**WORK ORDER:** Please work out how many lines in the material contain "Internet" and give only that figure.

**DATA FOR ANALYSIS:**
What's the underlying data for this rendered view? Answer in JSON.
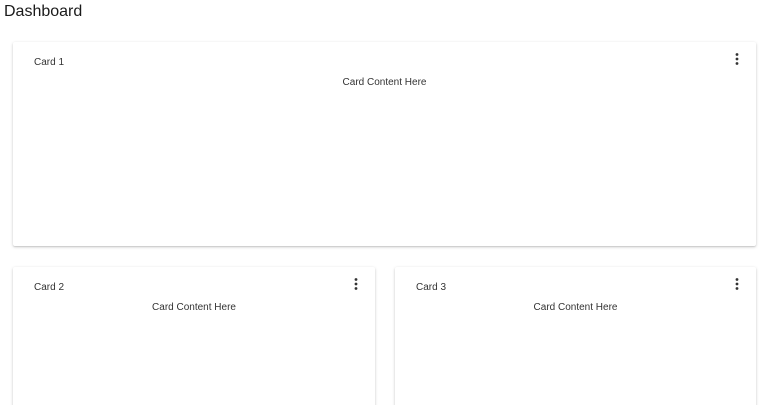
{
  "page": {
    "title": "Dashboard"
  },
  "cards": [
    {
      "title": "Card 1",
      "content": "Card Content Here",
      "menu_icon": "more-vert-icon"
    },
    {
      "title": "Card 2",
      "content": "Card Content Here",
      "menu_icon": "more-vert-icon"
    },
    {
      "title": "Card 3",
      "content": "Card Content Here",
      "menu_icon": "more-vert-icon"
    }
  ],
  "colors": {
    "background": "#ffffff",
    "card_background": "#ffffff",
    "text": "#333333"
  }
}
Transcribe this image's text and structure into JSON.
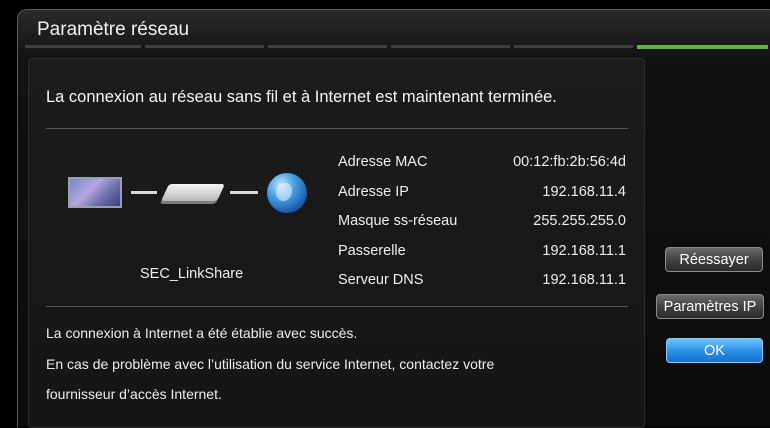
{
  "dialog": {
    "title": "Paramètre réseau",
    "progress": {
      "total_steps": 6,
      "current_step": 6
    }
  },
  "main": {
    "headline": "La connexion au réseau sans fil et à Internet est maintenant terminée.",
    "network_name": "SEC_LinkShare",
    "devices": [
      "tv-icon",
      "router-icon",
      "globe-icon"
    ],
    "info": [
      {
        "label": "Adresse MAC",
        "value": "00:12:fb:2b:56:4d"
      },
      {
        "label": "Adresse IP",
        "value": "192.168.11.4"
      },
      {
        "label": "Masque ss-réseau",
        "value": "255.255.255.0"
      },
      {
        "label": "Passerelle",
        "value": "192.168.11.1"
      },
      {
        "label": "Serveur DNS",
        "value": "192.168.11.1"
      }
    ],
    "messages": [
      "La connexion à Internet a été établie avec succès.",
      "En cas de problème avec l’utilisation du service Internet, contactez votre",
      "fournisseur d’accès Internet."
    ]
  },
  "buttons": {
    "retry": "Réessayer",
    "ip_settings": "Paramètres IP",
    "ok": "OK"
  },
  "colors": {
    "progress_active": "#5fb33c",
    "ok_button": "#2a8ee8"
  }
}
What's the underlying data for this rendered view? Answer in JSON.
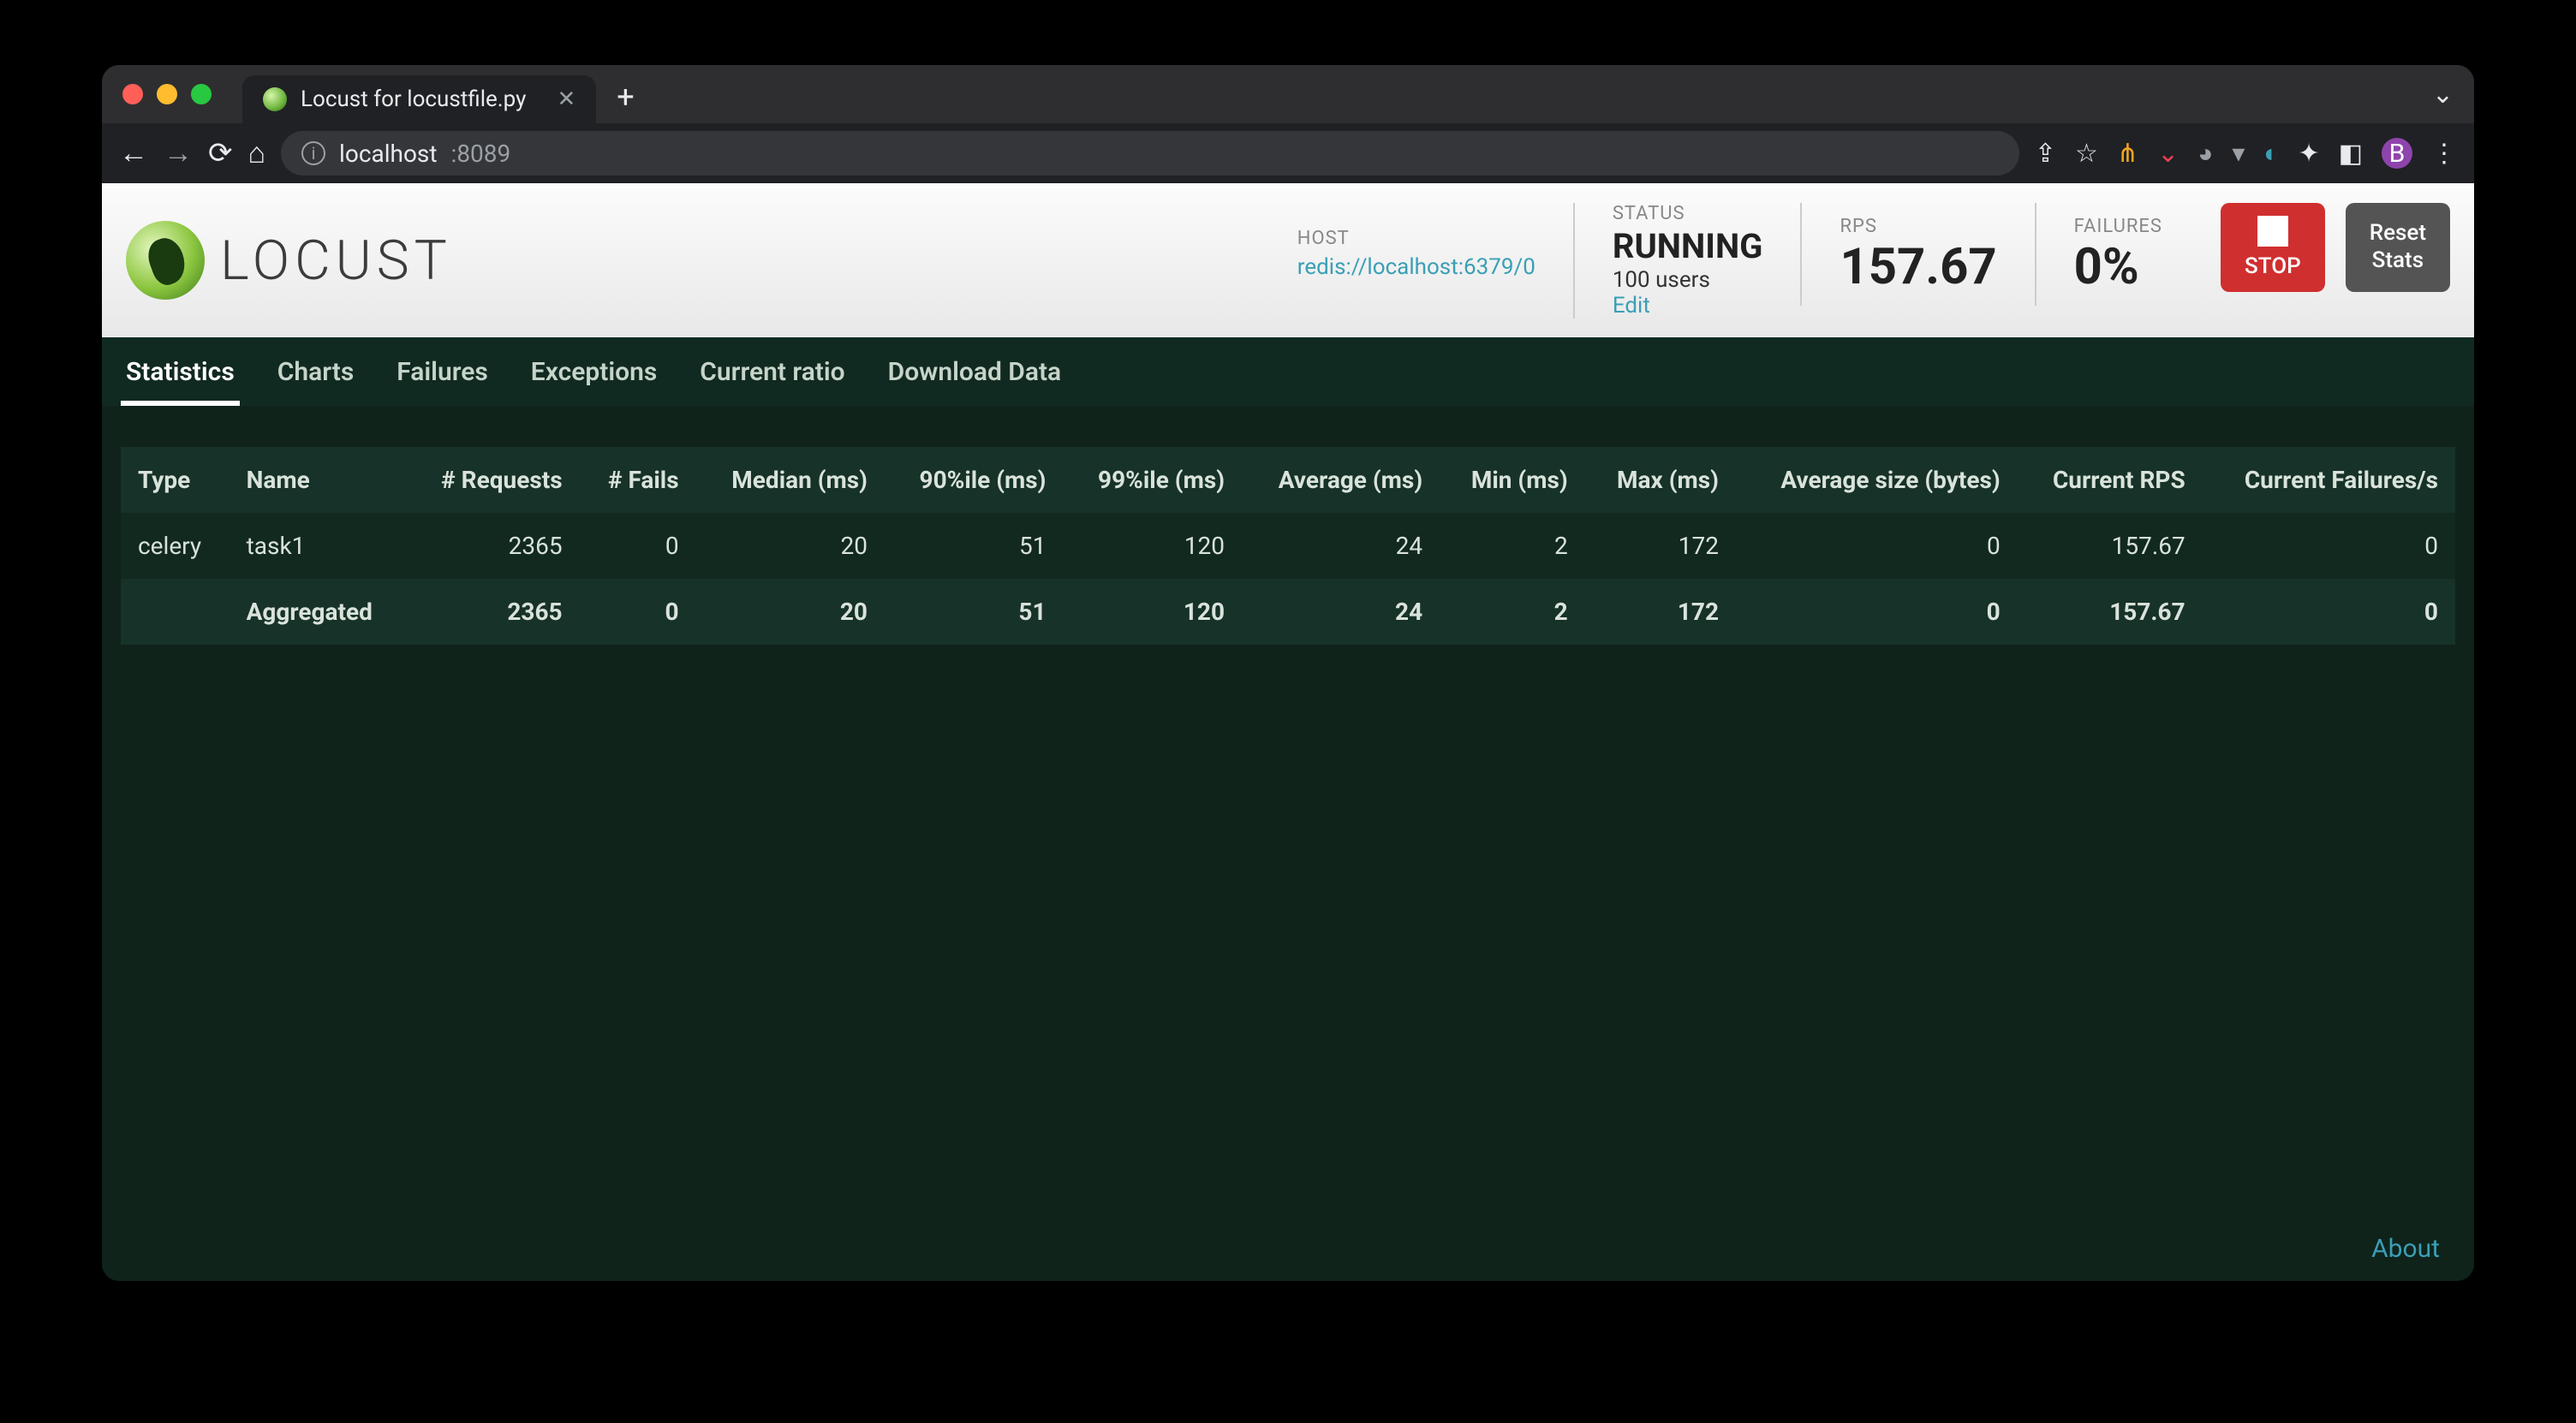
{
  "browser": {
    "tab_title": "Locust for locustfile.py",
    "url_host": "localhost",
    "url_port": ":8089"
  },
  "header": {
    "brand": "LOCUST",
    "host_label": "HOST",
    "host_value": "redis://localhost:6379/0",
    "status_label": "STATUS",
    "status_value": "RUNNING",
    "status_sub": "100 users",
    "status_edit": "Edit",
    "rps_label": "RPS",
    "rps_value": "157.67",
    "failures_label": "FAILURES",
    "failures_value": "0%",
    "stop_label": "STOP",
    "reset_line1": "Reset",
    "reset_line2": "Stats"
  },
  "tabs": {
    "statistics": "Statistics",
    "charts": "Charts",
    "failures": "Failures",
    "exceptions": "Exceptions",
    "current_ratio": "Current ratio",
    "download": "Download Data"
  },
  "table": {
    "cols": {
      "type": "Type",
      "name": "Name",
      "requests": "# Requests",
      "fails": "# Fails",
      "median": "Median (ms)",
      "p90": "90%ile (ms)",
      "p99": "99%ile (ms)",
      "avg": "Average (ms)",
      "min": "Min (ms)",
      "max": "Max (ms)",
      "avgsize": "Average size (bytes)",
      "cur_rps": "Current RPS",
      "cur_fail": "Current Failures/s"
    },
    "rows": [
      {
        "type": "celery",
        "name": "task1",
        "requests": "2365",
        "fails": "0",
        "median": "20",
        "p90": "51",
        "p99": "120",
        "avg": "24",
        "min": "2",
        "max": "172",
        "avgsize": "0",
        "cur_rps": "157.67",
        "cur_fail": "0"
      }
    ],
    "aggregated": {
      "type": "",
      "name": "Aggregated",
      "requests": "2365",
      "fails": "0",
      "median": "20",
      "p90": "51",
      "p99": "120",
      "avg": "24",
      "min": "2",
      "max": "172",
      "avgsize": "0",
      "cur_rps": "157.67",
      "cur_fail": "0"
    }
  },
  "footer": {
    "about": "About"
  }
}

**SOLUTION FOR THIS EXERCISE:** 4